== SOURCE MATERIAL ==

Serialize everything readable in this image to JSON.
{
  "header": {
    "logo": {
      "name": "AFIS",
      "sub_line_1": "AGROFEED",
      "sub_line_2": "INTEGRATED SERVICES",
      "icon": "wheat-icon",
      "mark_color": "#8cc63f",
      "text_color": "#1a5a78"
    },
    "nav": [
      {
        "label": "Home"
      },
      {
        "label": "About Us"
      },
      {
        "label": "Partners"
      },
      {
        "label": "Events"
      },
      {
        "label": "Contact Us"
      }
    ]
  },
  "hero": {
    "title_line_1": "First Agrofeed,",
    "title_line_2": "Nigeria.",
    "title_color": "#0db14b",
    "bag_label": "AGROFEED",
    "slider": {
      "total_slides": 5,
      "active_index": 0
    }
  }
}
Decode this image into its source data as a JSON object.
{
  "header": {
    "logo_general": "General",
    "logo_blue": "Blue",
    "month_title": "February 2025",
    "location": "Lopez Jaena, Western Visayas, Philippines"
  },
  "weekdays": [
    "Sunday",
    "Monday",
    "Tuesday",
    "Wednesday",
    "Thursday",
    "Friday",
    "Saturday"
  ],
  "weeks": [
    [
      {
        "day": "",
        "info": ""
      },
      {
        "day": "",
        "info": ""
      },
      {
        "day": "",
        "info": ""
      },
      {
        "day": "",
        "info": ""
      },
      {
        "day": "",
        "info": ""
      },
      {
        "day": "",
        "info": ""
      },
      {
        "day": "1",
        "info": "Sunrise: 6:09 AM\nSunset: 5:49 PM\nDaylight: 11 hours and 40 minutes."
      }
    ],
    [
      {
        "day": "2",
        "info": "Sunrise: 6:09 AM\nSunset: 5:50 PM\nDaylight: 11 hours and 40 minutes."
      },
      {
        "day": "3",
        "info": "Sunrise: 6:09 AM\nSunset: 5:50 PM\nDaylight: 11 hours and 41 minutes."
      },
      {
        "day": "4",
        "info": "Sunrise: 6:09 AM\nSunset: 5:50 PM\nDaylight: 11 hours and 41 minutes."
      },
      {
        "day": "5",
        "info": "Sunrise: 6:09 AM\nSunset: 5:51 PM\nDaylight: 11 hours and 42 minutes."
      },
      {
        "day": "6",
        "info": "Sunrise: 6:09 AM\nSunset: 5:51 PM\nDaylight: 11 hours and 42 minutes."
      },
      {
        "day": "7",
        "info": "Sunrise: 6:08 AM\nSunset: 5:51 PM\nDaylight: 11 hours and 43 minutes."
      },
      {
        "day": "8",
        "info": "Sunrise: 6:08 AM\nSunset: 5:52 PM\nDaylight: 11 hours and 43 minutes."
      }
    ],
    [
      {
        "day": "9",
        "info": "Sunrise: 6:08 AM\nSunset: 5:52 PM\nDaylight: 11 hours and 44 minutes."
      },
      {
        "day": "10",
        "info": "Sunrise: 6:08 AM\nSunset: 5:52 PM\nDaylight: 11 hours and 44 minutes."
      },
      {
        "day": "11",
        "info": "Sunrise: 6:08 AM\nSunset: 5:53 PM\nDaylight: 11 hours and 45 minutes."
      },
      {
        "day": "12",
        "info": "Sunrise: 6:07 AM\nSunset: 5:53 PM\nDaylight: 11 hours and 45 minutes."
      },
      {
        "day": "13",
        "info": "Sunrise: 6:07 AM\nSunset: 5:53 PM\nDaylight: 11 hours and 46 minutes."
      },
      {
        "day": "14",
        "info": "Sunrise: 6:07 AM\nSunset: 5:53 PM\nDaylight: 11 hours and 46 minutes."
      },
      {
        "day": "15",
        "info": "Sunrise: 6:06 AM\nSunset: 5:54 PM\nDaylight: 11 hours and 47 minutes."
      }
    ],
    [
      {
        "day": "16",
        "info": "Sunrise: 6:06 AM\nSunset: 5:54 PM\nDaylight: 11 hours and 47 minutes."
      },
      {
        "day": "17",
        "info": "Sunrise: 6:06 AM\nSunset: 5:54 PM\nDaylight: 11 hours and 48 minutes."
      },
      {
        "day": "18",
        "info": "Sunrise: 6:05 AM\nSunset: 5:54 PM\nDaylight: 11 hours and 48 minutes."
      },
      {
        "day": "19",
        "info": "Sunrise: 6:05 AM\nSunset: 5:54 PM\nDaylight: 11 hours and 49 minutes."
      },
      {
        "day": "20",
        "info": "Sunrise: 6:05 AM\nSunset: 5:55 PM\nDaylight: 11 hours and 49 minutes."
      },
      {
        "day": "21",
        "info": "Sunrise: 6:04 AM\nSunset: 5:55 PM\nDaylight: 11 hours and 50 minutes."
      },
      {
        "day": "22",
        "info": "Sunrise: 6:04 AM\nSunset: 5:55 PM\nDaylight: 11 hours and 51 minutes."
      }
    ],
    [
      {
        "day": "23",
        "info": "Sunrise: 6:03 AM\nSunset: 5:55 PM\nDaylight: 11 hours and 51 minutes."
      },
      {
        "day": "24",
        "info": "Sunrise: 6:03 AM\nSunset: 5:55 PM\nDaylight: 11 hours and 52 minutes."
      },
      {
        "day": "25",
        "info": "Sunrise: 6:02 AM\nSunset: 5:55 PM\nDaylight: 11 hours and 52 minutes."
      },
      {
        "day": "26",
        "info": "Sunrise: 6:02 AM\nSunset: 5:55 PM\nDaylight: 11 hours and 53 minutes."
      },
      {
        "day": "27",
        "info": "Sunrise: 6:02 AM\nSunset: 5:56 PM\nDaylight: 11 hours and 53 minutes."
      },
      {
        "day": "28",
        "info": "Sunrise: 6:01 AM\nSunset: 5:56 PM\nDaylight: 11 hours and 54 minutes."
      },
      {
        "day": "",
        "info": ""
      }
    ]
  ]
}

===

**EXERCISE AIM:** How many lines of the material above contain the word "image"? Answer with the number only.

**EXPECTED OUTPUT:** 2